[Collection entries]
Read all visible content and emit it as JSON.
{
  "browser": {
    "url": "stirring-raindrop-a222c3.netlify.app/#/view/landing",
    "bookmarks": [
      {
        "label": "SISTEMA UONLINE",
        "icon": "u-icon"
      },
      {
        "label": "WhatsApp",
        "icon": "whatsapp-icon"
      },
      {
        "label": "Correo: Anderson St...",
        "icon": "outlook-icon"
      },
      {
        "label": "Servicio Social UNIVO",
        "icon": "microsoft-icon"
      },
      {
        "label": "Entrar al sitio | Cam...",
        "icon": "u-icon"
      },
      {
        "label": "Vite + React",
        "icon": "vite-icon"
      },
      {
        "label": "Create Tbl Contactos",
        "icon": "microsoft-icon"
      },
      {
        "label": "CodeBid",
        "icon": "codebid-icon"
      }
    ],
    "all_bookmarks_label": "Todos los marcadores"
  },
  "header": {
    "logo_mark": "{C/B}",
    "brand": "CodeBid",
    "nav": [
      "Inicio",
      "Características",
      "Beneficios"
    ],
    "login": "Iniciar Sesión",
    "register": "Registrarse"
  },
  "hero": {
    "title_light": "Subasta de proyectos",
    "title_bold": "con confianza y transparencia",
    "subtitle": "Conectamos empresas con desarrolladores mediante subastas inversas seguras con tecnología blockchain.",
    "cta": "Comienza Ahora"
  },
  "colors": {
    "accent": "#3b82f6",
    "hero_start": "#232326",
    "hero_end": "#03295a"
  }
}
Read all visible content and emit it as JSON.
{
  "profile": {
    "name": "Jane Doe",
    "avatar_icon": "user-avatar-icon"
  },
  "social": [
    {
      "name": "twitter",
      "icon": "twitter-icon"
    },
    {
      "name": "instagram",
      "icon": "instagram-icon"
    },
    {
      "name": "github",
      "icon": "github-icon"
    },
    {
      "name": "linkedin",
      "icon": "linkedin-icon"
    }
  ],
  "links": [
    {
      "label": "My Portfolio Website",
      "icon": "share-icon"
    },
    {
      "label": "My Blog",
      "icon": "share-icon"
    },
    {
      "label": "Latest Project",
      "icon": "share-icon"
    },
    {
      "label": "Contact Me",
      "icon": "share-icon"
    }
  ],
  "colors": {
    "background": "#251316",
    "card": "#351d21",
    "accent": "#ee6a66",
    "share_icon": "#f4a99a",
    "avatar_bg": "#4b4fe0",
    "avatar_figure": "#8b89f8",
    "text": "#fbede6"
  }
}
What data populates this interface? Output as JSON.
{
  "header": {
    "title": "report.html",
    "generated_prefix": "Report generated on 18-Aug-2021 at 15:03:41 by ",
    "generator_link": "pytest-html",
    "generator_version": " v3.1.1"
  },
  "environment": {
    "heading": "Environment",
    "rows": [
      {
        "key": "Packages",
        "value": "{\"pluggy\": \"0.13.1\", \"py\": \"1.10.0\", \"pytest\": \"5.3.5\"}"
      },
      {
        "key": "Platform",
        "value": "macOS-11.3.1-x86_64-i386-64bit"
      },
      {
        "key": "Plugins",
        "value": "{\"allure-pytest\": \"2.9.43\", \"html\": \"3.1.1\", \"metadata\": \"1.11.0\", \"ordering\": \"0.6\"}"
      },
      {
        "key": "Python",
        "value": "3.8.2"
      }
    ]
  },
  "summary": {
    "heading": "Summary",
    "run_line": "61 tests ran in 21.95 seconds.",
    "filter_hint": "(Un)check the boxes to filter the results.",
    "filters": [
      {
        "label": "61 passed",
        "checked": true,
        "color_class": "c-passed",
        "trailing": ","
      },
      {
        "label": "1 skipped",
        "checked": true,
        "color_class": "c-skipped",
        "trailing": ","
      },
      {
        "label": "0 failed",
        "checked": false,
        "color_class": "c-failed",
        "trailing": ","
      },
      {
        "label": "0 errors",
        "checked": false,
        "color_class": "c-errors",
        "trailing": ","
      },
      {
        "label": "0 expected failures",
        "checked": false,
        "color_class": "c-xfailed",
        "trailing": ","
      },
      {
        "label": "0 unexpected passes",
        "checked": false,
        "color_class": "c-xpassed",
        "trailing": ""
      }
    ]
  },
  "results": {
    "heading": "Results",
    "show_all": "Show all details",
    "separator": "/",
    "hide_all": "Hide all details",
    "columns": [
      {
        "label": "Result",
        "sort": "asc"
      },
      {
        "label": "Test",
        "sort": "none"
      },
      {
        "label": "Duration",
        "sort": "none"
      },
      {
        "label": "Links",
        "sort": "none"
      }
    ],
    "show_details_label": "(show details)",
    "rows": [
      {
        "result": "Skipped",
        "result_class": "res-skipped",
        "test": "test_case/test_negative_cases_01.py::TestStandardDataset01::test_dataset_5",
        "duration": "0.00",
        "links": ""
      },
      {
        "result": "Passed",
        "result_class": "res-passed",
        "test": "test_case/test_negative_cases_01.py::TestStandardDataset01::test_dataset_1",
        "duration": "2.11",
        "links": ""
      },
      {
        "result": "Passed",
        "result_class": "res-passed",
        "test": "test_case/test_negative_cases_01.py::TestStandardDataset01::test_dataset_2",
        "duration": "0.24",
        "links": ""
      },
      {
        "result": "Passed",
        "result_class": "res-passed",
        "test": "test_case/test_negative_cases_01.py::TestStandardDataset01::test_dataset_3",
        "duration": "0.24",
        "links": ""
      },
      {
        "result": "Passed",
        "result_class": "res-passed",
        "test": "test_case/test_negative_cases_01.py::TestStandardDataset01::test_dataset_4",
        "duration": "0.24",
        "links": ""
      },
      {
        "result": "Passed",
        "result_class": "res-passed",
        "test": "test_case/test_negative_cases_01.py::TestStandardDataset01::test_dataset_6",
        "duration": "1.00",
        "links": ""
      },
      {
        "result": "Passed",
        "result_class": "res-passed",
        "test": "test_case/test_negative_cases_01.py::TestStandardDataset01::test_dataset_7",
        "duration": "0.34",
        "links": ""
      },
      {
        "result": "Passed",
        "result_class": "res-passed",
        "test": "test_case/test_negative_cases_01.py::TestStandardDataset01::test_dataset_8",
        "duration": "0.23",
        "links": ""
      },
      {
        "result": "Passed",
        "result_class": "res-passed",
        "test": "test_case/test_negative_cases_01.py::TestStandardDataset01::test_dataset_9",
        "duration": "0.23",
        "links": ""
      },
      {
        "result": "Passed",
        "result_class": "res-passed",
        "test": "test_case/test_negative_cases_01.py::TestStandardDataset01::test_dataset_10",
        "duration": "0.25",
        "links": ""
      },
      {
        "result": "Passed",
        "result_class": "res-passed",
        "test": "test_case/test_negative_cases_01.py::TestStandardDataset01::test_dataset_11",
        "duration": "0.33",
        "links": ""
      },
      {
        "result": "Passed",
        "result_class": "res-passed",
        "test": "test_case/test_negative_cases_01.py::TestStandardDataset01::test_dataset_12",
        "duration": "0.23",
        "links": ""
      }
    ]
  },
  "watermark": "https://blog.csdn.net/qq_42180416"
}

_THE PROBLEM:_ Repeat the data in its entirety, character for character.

_REPLY:_
Read all visible content and emit it as JSON.
{
  "browser": {
    "url": "stirring-raindrop-a222c3.netlify.app/#/view/landing",
    "bookmarks": [
      {
        "label": "SISTEMA UONLINE",
        "icon": "u-icon"
      },
      {
        "label": "WhatsApp",
        "icon": "whatsapp-icon"
      },
      {
        "label": "Correo: Anderson St...",
        "icon": "outlook-icon"
      },
      {
        "label": "Servicio Social UNIVO",
        "icon": "microsoft-icon"
      },
      {
        "label": "Entrar al sitio | Cam...",
        "icon": "u-icon"
      },
      {
        "label": "Vite + React",
        "icon": "vite-icon"
      },
      {
        "label": "Create Tbl Contactos",
        "icon": "microsoft-icon"
      },
      {
        "label": "CodeBid",
        "icon": "codebid-icon"
      }
    ],
    "all_bookmarks_label": "Todos los marcadores"
  },
  "header": {
    "logo_mark": "{C/B}",
    "brand": "CodeBid",
    "nav": [
      "Inicio",
      "Características",
      "Beneficios"
    ],
    "login": "Iniciar Sesión",
    "register": "Registrarse"
  },
  "hero": {
    "title_light": "Subasta de proyectos",
    "title_bold": "con confianza y transparencia",
    "subtitle": "Conectamos empresas con desarrolladores mediante subastas inversas seguras con tecnología blockchain.",
    "cta": "Comienza Ahora"
  },
  "colors": {
    "accent": "#3b82f6",
    "hero_start": "#232326",
    "hero_end": "#03295a"
  }
}
Read all visible content and emit it as JSON.
{
  "profile": {
    "name": "Jane Doe",
    "avatar_icon": "user-avatar-icon"
  },
  "social": [
    {
      "name": "twitter",
      "icon": "twitter-icon"
    },
    {
      "name": "instagram",
      "icon": "instagram-icon"
    },
    {
      "name": "github",
      "icon": "github-icon"
    },
    {
      "name": "linkedin",
      "icon": "linkedin-icon"
    }
  ],
  "links": [
    {
      "label": "My Portfolio Website",
      "icon": "share-icon"
    },
    {
      "label": "My Blog",
      "icon": "share-icon"
    },
    {
      "label": "Latest Project",
      "icon": "share-icon"
    },
    {
      "label": "Contact Me",
      "icon": "share-icon"
    }
  ],
  "colors": {
    "background": "#251316",
    "card": "#351d21",
    "accent": "#ee6a66",
    "share_icon": "#f4a99a",
    "avatar_bg": "#4b4fe0",
    "avatar_figure": "#8b89f8",
    "text": "#fbede6"
  }
}
What data populates this interface? Output as JSON.
{
  "header": {
    "title": "report.html",
    "generated_prefix": "Report generated on 18-Aug-2021 at 15:03:41 by ",
    "generator_link": "pytest-html",
    "generator_version": " v3.1.1"
  },
  "environment": {
    "heading": "Environment",
    "rows": [
      {
        "key": "Packages",
        "value": "{\"pluggy\": \"0.13.1\", \"py\": \"1.10.0\", \"pytest\": \"5.3.5\"}"
      },
      {
        "key": "Platform",
        "value": "macOS-11.3.1-x86_64-i386-64bit"
      },
      {
        "key": "Plugins",
        "value": "{\"allure-pytest\": \"2.9.43\", \"html\": \"3.1.1\", \"metadata\": \"1.11.0\", \"ordering\": \"0.6\"}"
      },
      {
        "key": "Python",
        "value": "3.8.2"
      }
    ]
  },
  "summary": {
    "heading": "Summary",
    "run_line": "61 tests ran in 21.95 seconds.",
    "filter_hint": "(Un)check the boxes to filter the results.",
    "filters": [
      {
        "label": "61 passed",
        "checked": true,
        "color_class": "c-passed",
        "trailing": ","
      },
      {
        "label": "1 skipped",
        "checked": true,
        "color_class": "c-skipped",
        "trailing": ","
      },
      {
        "label": "0 failed",
        "checked": false,
        "color_class": "c-failed",
        "trailing": ","
      },
      {
        "label": "0 errors",
        "checked": false,
        "color_class": "c-errors",
        "trailing": ","
      },
      {
        "label": "0 expected failures",
        "checked": false,
        "color_class": "c-xfailed",
        "trailing": ","
      },
      {
        "label": "0 unexpected passes",
        "checked": false,
        "color_class": "c-xpassed",
        "trailing": ""
      }
    ]
  },
  "results": {
    "heading": "Results",
    "show_all": "Show all details",
    "separator": "/",
    "hide_all": "Hide all details",
    "columns": [
      {
        "label": "Result",
        "sort": "asc"
      },
      {
        "label": "Test",
        "sort": "none"
      },
      {
        "label": "Duration",
        "sort": "none"
      },
      {
        "label": "Links",
        "sort": "none"
      }
    ],
    "show_details_label": "(show details)",
    "rows": [
      {
        "result": "Skipped",
        "result_class": "res-skipped",
        "test": "test_case/test_negative_cases_01.py::TestStandardDataset01::test_dataset_5",
        "duration": "0.00",
        "links": ""
      },
      {
        "result": "Passed",
        "result_class": "res-passed",
        "test": "test_case/test_negative_cases_01.py::TestStandardDataset01::test_dataset_1",
        "duration": "2.11",
        "links": ""
      },
      {
        "result": "Passed",
        "result_class": "res-passed",
        "test": "test_case/test_negative_cases_01.py::TestStandardDataset01::test_dataset_2",
        "duration": "0.24",
        "links": ""
      },
      {
        "result": "Passed",
        "result_class": "res-passed",
        "test": "test_case/test_negative_cases_01.py::TestStandardDataset01::test_dataset_3",
        "duration": "0.24",
        "links": ""
      },
      {
        "result": "Passed",
        "result_class": "res-passed",
        "test": "test_case/test_negative_cases_01.py::TestStandardDataset01::test_dataset_4",
        "duration": "0.24",
        "links": ""
      },
      {
        "result": "Passed",
        "result_class": "res-passed",
        "test": "test_case/test_negative_cases_01.py::TestStandardDataset01::test_dataset_6",
        "duration": "1.00",
        "links": ""
      },
      {
        "result": "Passed",
        "result_class": "res-passed",
        "test": "test_case/test_negative_cases_01.py::TestStandardDataset01::test_dataset_7",
        "duration": "0.34",
        "links": ""
      },
      {
        "result": "Passed",
        "result_class": "res-passed",
        "test": "test_case/test_negative_cases_01.py::TestStandardDataset01::test_dataset_8",
        "duration": "0.23",
        "links": ""
      },
      {
        "result": "Passed",
        "result_class": "res-passed",
        "test": "test_case/test_negative_cases_01.py::TestStandardDataset01::test_dataset_9",
        "duration": "0.23",
        "links": ""
      },
      {
        "result": "Passed",
        "result_class": "res-passed",
        "test": "test_case/test_negative_cases_01.py::TestStandardDataset01::test_dataset_10",
        "duration": "0.25",
        "links": ""
      },
      {
        "result": "Passed",
        "result_class": "res-passed",
        "test": "test_case/test_negative_cases_01.py::TestStandardDataset01::test_dataset_11",
        "duration": "0.33",
        "links": ""
      },
      {
        "result": "Passed",
        "result_class": "res-passed",
        "test": "test_case/test_negative_cases_01.py::TestStandardDataset01::test_dataset_12",
        "duration": "0.23",
        "links": ""
      }
    ]
  },
  "watermark": "https://blog.csdn.net/qq_42180416"
}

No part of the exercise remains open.